The Maggie Valley Festival Grounds – Immerse yourself fully in Appalachian culture at many of the events held here annually. You might want to add the Hillbilly Jam to your calendar. This music festival is usually held in July and features live music, including classic banjo, heritage bluegrass and even some rock-n-roll. See Appalachian arts and crafts, as well as the “Moonshiners” from the TV show. Other festivals include the August End of Summer Music Jam and the September Arts and Crafts Show.
Nearby North Carolina Attractions Featuring Appalachian Culture
Cades Cove & Great Smoky Mountains National Park – Cades Cove is located within the Great Smoky Mountains National Park. It was first settled around 1818, and offers the widest variety of historic buildings within the park. You can see three historic churches, a working grist mill, historic log houses and barns. Pick up a self-guided tour booklet at the entrance. The GSMN Park has many such historic sites, offering opportunities at its learning centers to experience and learn about Appalachian life and culture. Learn more.
North Carolina Appalachian Trail Conservatory – The Appalachian Trail runs through North Carolina for 95.7 miles, with over 224 additional miles along the North Carolina / Tennessee border. Permits are required to hike Great Smoky Mountains National Park and backpackers will be required to stay at designated sites. In the High Country, elevations can reach 6,000 feet.
The Blue Ridge Heritage Trail – Including 24 historic Western North Carolina attractions, the Blue Ridge Heritage Trail will help you learn everything you ever wanted to know about Appalachian, Cherokee and mountain culture. Historic sites along the trail cover everything from agricultural traditions to music and the arts.
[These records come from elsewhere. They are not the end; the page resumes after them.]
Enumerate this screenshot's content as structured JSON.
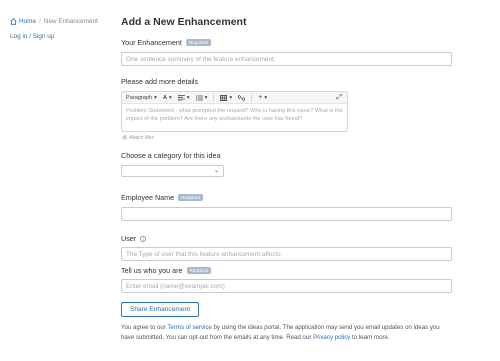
{
  "sidebar": {
    "breadcrumb_home": "Home",
    "breadcrumb_separator": "/",
    "breadcrumb_current": "New Enhancement",
    "login_link": "Log in / Sign up"
  },
  "page": {
    "title": "Add a New Enhancement"
  },
  "form": {
    "enhancement": {
      "label": "Your Enhancement",
      "badge": "Required",
      "placeholder": "One sentence summary of the feature enhancement."
    },
    "details": {
      "label": "Please add more details",
      "toolbar": {
        "paragraph": "Paragraph",
        "font": "A",
        "expand": "⤢"
      },
      "placeholder": "Problem Statement - what prompted the request? Who is having this issue? What is the impact of the problem?  Are there any workarounds the user has found?",
      "attach": "Attach files"
    },
    "category": {
      "label": "Choose a category for this idea",
      "value": ""
    },
    "employee": {
      "label": "Employee Name",
      "badge": "Required"
    },
    "user": {
      "label": "User",
      "placeholder": "The Type of user that this feature enhancement affects"
    },
    "email": {
      "label": "Tell us who you are",
      "badge": "Required",
      "placeholder": "Enter email (name@example.com)"
    },
    "submit_label": "Share Enhancement"
  },
  "footer": {
    "text1": "You agree to our ",
    "terms": "Terms of service",
    "text2": " by using the ideas portal. The application may send you email updates on ideas you have submitted. You can opt-out from the emails at any time. Read our ",
    "privacy": "Privacy policy",
    "text3": " to learn more."
  },
  "colors": {
    "accent": "#2a6fb8",
    "required_badge": "#a9b9cc"
  }
}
Sites include the Rural Heritage Museum in Mars Hill, where you can learn all about the cultural heritage of Southern Appalachia, from the 1800s to early 1900s. See primitive artifacts, farm life objects from the 1800s and 1900s. They also have a one-room log cabin replica with a working hearth. They curate three to four changing exhibitions yearly. The Museum of the Cherokee Indian (589 Tsali Blvd, Cherokee, NC) covers Cherokee heritage and traditions, with an extensive exhibit of artifacts and photos. Over in Rutherfordton, NC, you can see the Bechtler Mint, where Christopher Bechtler, a German-born jeweler, minted the USA’s first $1 gold coin in the 1830s.
Lodging Near Western North Carolina Attractions
Stay at Meadowlark Motel in Maggie Valley where you can find spacious cabins, cottages and guest rooms with plush beds – many with jetted tubs, microwaves and refrigerators. It’s been family owned and operated for over 40 years and is located on the banks of Jonathan Creek, a state-stocked, heritage-designated waterway. Take advantage of their free Wi-Fi and Continental breakfast, along with guest services, like Friday family nights and free Saturday night cookouts. Learn about the culture of the region through wine and craft beer tastings, as well as music by local musicians. Walk to local attractions and restaurants near the motel. Sign up for private, in-room spa services. You can even book their outdoor pavilion to host a group gathering. Call 828-926-1717 for more information or book your reservations online.
What is Appalachian Culture? By Michael Maloney